Dust approached the suite quietly. When she arrived at the door, she leaned towards it without touching it, her ear towards the wood. The doors were very thick, but she could make out several men laughing. Stepping back, she lifted the hood over her head, and focused her attention on the cape, and the arcane symbols stitched into its inner surface. She pulled the cape close around her, and in the next heartbeat, she felt herself dissolving into fine grains in the carpet. To a passer-by, she might have resembled a pile of brown sugar or sand. She was still capable of motion, however, and she slid under the door into the suite.
She couldn’t see so much as perceive the people in the room. There were at least six of them, possibly as many as eight. She had to assume they were all armed. She slid through the carpet towards what she hoped was the window, and willed herself to begin taking her normal shape. As she did, and her hearing came back, she heard the air conditioning turn on. This was good; any bit of wind could be helpful for her cause. When her eyesight was restored, she fixed her gaze on the short, slick, douchey face of Chavetti.
“I think you’ve made enough families mourn, Chavetti.”
Charlie B and Dice went for their guns. She waited for the last possible moment before she released her form again, moving with the wind as she felt bullets passing harmlessly through the dust she left in her wake as she moved. Dust stung the eyes of the gangsters and they began to fire wildly. She passed between them, moving as fast as she could, and when they started screaming in pain, she found herself smiling. She kept moving in her semi-dust state until the screaming either stopped or lessened to pained moans, and she stood before Chavetti, who was cowering behind a couch.
“You… you know who you just…”
“No. I don’t. Look at my face. Do I look like I care?”
Chavetti raised a hand. “Please…”
“Like all those families who begged you? You’ve had this coming.”
She went granular again, this time falling into Chavetti’s mouth and nose. The sensation was odd, but she mentally bore down and kept the gangster under her until he choked on her dust. Then, pulling herself free, she left the room the same way she entered, leaving the doorknob and lock untouched.

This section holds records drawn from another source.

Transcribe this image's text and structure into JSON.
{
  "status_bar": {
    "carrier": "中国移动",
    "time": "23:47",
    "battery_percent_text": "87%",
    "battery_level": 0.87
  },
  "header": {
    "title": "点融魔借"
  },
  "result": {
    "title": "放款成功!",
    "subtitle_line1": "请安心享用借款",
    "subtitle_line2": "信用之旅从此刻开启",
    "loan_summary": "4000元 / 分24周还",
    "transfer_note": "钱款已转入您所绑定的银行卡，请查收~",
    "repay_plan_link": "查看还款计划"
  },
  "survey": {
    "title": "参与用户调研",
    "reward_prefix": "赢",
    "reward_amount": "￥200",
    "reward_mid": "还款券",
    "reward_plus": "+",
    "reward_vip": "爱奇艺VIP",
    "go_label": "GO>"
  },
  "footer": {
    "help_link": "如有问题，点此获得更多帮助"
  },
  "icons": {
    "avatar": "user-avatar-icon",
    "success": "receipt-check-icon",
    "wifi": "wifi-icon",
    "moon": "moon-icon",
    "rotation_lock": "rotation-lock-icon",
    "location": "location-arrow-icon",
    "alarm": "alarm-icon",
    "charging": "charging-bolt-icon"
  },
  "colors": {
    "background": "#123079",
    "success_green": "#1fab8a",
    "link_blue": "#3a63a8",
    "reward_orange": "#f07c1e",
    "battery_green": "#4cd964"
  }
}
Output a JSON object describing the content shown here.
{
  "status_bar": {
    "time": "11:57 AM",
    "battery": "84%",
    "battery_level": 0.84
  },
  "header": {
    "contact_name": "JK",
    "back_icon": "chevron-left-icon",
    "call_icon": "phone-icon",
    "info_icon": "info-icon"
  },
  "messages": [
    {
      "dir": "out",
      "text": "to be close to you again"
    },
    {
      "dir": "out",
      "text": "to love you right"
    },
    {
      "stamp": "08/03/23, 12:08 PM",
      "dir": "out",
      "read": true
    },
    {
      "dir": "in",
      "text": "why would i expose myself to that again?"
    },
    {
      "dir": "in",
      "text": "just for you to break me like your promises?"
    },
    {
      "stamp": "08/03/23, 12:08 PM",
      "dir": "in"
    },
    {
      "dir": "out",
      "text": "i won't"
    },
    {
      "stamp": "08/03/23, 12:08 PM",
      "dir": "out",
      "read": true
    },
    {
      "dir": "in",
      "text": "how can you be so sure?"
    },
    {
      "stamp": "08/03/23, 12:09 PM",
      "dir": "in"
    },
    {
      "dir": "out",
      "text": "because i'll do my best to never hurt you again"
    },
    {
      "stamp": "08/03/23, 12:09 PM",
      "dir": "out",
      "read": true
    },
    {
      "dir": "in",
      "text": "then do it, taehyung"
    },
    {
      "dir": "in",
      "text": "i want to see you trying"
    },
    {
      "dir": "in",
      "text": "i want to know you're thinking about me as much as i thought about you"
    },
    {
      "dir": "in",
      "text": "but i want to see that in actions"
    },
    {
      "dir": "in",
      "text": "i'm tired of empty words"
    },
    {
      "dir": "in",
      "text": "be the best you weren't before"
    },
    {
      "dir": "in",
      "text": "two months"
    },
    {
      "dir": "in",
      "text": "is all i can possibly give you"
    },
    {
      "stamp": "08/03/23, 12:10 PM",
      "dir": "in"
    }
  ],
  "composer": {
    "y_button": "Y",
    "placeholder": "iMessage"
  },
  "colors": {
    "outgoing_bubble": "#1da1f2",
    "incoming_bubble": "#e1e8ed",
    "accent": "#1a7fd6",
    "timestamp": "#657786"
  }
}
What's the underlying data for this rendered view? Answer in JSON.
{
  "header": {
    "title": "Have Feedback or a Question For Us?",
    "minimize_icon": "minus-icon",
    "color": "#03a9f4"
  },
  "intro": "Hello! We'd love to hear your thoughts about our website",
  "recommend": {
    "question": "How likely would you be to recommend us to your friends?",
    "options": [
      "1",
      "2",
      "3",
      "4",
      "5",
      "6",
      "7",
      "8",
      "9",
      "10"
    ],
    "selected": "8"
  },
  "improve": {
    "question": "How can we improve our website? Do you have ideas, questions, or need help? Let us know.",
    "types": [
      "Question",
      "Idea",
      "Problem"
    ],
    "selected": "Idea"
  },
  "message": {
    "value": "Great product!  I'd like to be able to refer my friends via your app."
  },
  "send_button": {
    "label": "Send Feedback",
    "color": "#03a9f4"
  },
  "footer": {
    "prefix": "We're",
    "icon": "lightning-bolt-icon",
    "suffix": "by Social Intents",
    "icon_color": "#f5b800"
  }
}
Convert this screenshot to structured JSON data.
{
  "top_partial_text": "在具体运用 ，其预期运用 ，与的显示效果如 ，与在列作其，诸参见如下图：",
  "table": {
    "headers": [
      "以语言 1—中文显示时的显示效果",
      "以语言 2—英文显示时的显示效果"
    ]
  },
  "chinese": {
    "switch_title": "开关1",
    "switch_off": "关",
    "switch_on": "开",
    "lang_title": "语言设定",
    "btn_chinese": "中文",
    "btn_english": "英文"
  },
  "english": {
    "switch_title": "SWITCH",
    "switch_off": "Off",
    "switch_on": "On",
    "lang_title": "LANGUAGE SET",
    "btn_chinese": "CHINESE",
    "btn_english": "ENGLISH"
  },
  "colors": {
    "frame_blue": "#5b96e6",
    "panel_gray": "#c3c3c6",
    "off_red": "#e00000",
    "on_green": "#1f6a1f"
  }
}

Outside, with her bag over her shoulder and tea in hand, she watched the police cars and ambulance speed in. She waited until they wheeled out the body bags, then walked away.